Among the records below, find each line bearing the word "screenshot" and copy it.

• _GIVEN DATA_:
━━━━━━
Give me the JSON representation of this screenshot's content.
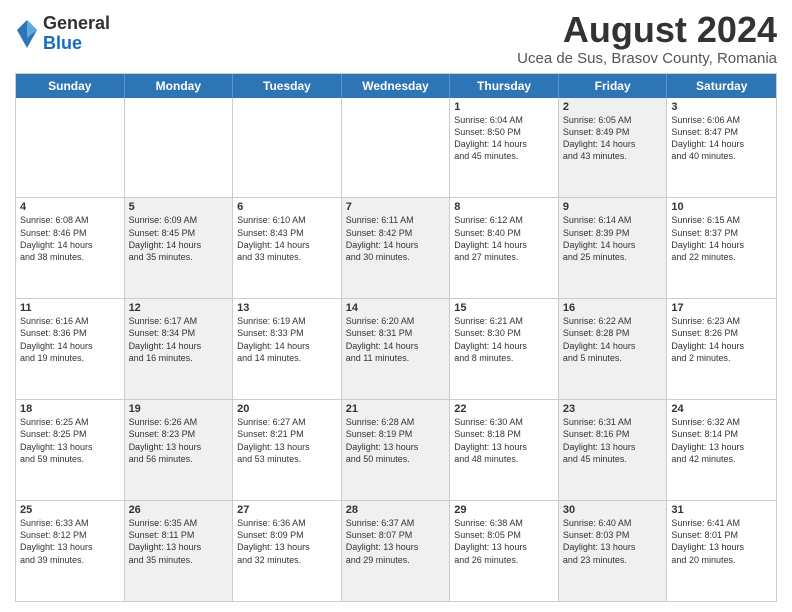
{
  "logo": {
    "general": "General",
    "blue": "Blue"
  },
  "header": {
    "title": "August 2024",
    "subtitle": "Ucea de Sus, Brasov County, Romania"
  },
  "days": [
    "Sunday",
    "Monday",
    "Tuesday",
    "Wednesday",
    "Thursday",
    "Friday",
    "Saturday"
  ],
  "rows": [
    [
      {
        "num": "",
        "detail": "",
        "shaded": false
      },
      {
        "num": "",
        "detail": "",
        "shaded": false
      },
      {
        "num": "",
        "detail": "",
        "shaded": false
      },
      {
        "num": "",
        "detail": "",
        "shaded": false
      },
      {
        "num": "1",
        "detail": "Sunrise: 6:04 AM\nSunset: 8:50 PM\nDaylight: 14 hours\nand 45 minutes.",
        "shaded": false
      },
      {
        "num": "2",
        "detail": "Sunrise: 6:05 AM\nSunset: 8:49 PM\nDaylight: 14 hours\nand 43 minutes.",
        "shaded": true
      },
      {
        "num": "3",
        "detail": "Sunrise: 6:06 AM\nSunset: 8:47 PM\nDaylight: 14 hours\nand 40 minutes.",
        "shaded": false
      }
    ],
    [
      {
        "num": "4",
        "detail": "Sunrise: 6:08 AM\nSunset: 8:46 PM\nDaylight: 14 hours\nand 38 minutes.",
        "shaded": false
      },
      {
        "num": "5",
        "detail": "Sunrise: 6:09 AM\nSunset: 8:45 PM\nDaylight: 14 hours\nand 35 minutes.",
        "shaded": true
      },
      {
        "num": "6",
        "detail": "Sunrise: 6:10 AM\nSunset: 8:43 PM\nDaylight: 14 hours\nand 33 minutes.",
        "shaded": false
      },
      {
        "num": "7",
        "detail": "Sunrise: 6:11 AM\nSunset: 8:42 PM\nDaylight: 14 hours\nand 30 minutes.",
        "shaded": true
      },
      {
        "num": "8",
        "detail": "Sunrise: 6:12 AM\nSunset: 8:40 PM\nDaylight: 14 hours\nand 27 minutes.",
        "shaded": false
      },
      {
        "num": "9",
        "detail": "Sunrise: 6:14 AM\nSunset: 8:39 PM\nDaylight: 14 hours\nand 25 minutes.",
        "shaded": true
      },
      {
        "num": "10",
        "detail": "Sunrise: 6:15 AM\nSunset: 8:37 PM\nDaylight: 14 hours\nand 22 minutes.",
        "shaded": false
      }
    ],
    [
      {
        "num": "11",
        "detail": "Sunrise: 6:16 AM\nSunset: 8:36 PM\nDaylight: 14 hours\nand 19 minutes.",
        "shaded": false
      },
      {
        "num": "12",
        "detail": "Sunrise: 6:17 AM\nSunset: 8:34 PM\nDaylight: 14 hours\nand 16 minutes.",
        "shaded": true
      },
      {
        "num": "13",
        "detail": "Sunrise: 6:19 AM\nSunset: 8:33 PM\nDaylight: 14 hours\nand 14 minutes.",
        "shaded": false
      },
      {
        "num": "14",
        "detail": "Sunrise: 6:20 AM\nSunset: 8:31 PM\nDaylight: 14 hours\nand 11 minutes.",
        "shaded": true
      },
      {
        "num": "15",
        "detail": "Sunrise: 6:21 AM\nSunset: 8:30 PM\nDaylight: 14 hours\nand 8 minutes.",
        "shaded": false
      },
      {
        "num": "16",
        "detail": "Sunrise: 6:22 AM\nSunset: 8:28 PM\nDaylight: 14 hours\nand 5 minutes.",
        "shaded": true
      },
      {
        "num": "17",
        "detail": "Sunrise: 6:23 AM\nSunset: 8:26 PM\nDaylight: 14 hours\nand 2 minutes.",
        "shaded": false
      }
    ],
    [
      {
        "num": "18",
        "detail": "Sunrise: 6:25 AM\nSunset: 8:25 PM\nDaylight: 13 hours\nand 59 minutes.",
        "shaded": false
      },
      {
        "num": "19",
        "detail": "Sunrise: 6:26 AM\nSunset: 8:23 PM\nDaylight: 13 hours\nand 56 minutes.",
        "shaded": true
      },
      {
        "num": "20",
        "detail": "Sunrise: 6:27 AM\nSunset: 8:21 PM\nDaylight: 13 hours\nand 53 minutes.",
        "shaded": false
      },
      {
        "num": "21",
        "detail": "Sunrise: 6:28 AM\nSunset: 8:19 PM\nDaylight: 13 hours\nand 50 minutes.",
        "shaded": true
      },
      {
        "num": "22",
        "detail": "Sunrise: 6:30 AM\nSunset: 8:18 PM\nDaylight: 13 hours\nand 48 minutes.",
        "shaded": false
      },
      {
        "num": "23",
        "detail": "Sunrise: 6:31 AM\nSunset: 8:16 PM\nDaylight: 13 hours\nand 45 minutes.",
        "shaded": true
      },
      {
        "num": "24",
        "detail": "Sunrise: 6:32 AM\nSunset: 8:14 PM\nDaylight: 13 hours\nand 42 minutes.",
        "shaded": false
      }
    ],
    [
      {
        "num": "25",
        "detail": "Sunrise: 6:33 AM\nSunset: 8:12 PM\nDaylight: 13 hours\nand 39 minutes.",
        "shaded": false
      },
      {
        "num": "26",
        "detail": "Sunrise: 6:35 AM\nSunset: 8:11 PM\nDaylight: 13 hours\nand 35 minutes.",
        "shaded": true
      },
      {
        "num": "27",
        "detail": "Sunrise: 6:36 AM\nSunset: 8:09 PM\nDaylight: 13 hours\nand 32 minutes.",
        "shaded": false
      },
      {
        "num": "28",
        "detail": "Sunrise: 6:37 AM\nSunset: 8:07 PM\nDaylight: 13 hours\nand 29 minutes.",
        "shaded": true
      },
      {
        "num": "29",
        "detail": "Sunrise: 6:38 AM\nSunset: 8:05 PM\nDaylight: 13 hours\nand 26 minutes.",
        "shaded": false
      },
      {
        "num": "30",
        "detail": "Sunrise: 6:40 AM\nSunset: 8:03 PM\nDaylight: 13 hours\nand 23 minutes.",
        "shaded": true
      },
      {
        "num": "31",
        "detail": "Sunrise: 6:41 AM\nSunset: 8:01 PM\nDaylight: 13 hours\nand 20 minutes.",
        "shaded": false
      }
    ]
  ]
}
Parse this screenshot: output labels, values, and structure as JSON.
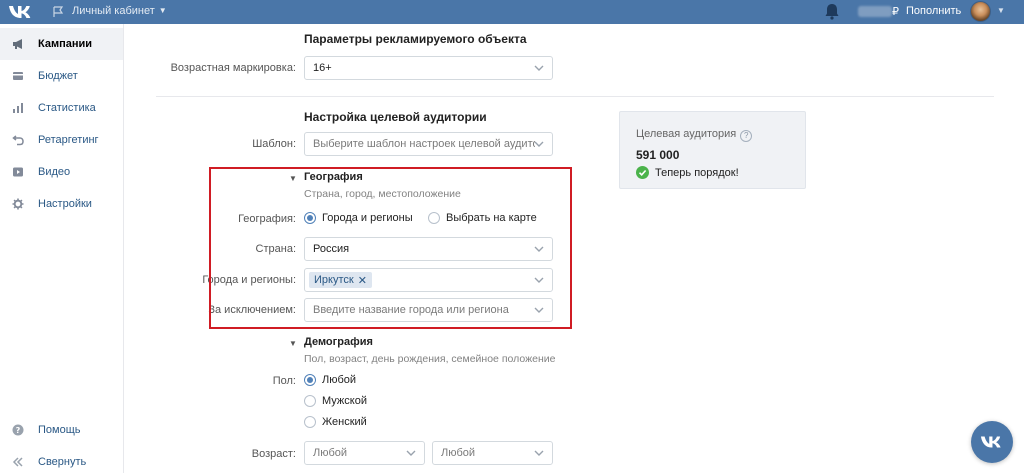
{
  "topbar": {
    "cabinet_label": "Личный кабинет",
    "currency_symbol": "₽",
    "topup_label": "Пополнить"
  },
  "sidebar": {
    "items": [
      {
        "label": "Кампании",
        "icon": "megaphone-icon",
        "active": true
      },
      {
        "label": "Бюджет",
        "icon": "wallet-icon"
      },
      {
        "label": "Статистика",
        "icon": "bar-chart-icon"
      },
      {
        "label": "Ретаргетинг",
        "icon": "retarget-icon"
      },
      {
        "label": "Видео",
        "icon": "video-icon"
      },
      {
        "label": "Настройки",
        "icon": "gear-icon"
      }
    ],
    "help_label": "Помощь",
    "collapse_label": "Свернуть"
  },
  "ad_object": {
    "title": "Параметры рекламируемого объекта",
    "age_label": "Возрастная маркировка:",
    "age_value": "16+"
  },
  "audience_setup": {
    "title": "Настройка целевой аудитории",
    "template_label": "Шаблон:",
    "template_placeholder": "Выберите шаблон настроек целевой аудитории..."
  },
  "geography": {
    "title": "География",
    "subtitle": "Страна, город, местоположение",
    "mode_label": "География:",
    "option_cities": "Города и регионы",
    "option_map": "Выбрать на карте",
    "country_label": "Страна:",
    "country_value": "Россия",
    "cities_label": "Города и регионы:",
    "cities_tags": [
      "Иркутск"
    ],
    "exclude_label": "За исключением:",
    "exclude_placeholder": "Введите название города или региона"
  },
  "demography": {
    "title": "Демография",
    "subtitle": "Пол, возраст, день рождения, семейное положение",
    "gender_label": "Пол:",
    "gender_options": [
      "Любой",
      "Мужской",
      "Женский"
    ],
    "age_label": "Возраст:",
    "age_from": "Любой",
    "age_to": "Любой"
  },
  "audience_card": {
    "title": "Целевая аудитория",
    "help": "?",
    "count": "591 000",
    "status": "Теперь порядок!"
  },
  "colors": {
    "brand": "#4a76a8",
    "highlight": "#d01c24",
    "success": "#4bb34b"
  }
}
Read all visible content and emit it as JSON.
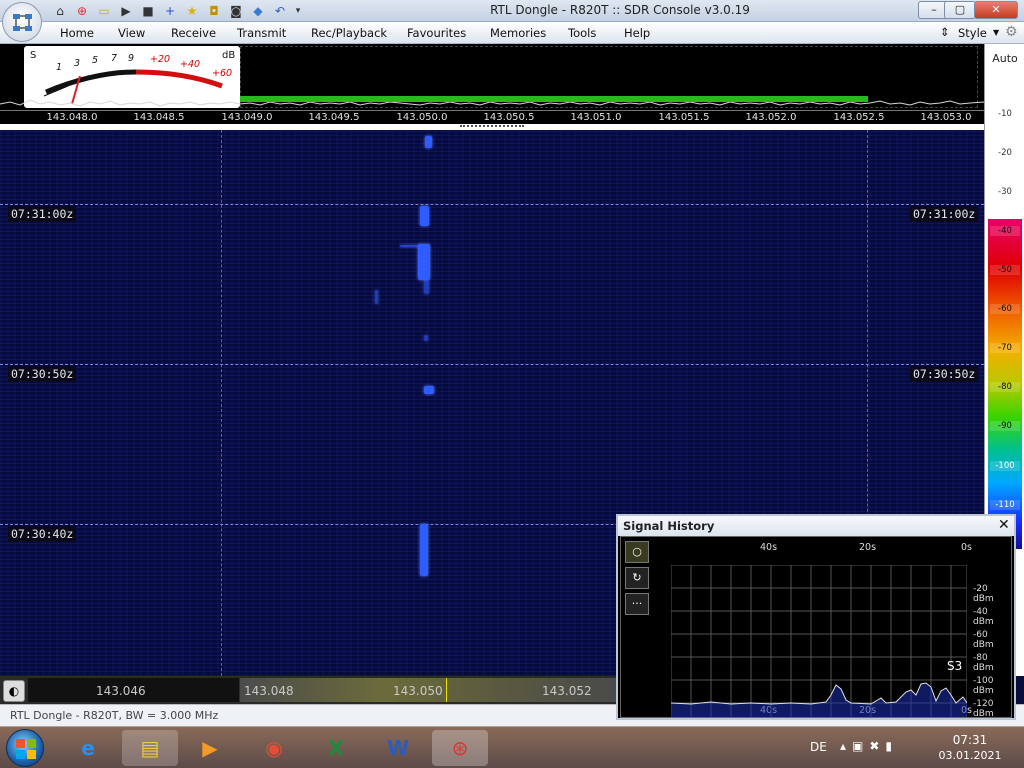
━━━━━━
• _RESPONSE AREA_:
Give me the JSON representation of this screenshot's content.
Parse this screenshot: output labels, values, and structure as JSON.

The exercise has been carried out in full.